- **Exercise goal**
Pick out every line in the data below that holds "placeholder".

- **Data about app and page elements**

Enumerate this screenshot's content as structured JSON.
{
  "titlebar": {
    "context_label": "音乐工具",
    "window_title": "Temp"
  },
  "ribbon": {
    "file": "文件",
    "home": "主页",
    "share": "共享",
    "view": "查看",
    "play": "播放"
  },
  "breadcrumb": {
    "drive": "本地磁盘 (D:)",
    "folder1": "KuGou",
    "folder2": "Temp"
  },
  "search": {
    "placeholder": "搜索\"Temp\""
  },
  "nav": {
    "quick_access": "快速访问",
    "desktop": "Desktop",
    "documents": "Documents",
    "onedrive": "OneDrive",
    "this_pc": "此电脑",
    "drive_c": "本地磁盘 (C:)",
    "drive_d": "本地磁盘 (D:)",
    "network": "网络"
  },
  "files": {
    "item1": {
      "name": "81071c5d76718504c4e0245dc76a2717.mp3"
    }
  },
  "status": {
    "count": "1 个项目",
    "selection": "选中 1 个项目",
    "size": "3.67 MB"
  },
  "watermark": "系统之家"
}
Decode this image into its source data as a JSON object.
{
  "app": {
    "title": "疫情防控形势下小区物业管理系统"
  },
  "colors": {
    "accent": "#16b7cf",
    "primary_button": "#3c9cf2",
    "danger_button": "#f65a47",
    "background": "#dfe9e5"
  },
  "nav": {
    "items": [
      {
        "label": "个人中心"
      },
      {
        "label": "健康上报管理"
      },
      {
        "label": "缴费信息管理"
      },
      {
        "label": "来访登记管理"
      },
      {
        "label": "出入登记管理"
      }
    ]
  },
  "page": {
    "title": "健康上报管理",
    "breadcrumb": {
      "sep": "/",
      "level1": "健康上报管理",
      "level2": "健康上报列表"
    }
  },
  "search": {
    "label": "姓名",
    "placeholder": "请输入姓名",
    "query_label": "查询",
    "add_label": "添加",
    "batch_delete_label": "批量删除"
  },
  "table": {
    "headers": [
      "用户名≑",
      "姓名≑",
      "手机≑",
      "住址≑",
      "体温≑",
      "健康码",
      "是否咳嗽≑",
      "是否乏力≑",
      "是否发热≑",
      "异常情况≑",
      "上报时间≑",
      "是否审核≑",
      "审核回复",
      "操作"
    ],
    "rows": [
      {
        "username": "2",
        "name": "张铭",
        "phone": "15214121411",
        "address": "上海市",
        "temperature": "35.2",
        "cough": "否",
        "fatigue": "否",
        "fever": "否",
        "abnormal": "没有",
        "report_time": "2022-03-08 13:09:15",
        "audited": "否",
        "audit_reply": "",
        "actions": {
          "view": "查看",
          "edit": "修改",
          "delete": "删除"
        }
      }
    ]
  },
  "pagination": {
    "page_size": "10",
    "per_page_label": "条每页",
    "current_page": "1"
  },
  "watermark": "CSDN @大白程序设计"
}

- **Exercise response**
    "placeholder": "搜索\"Temp\""
    "placeholder": "请输入姓名",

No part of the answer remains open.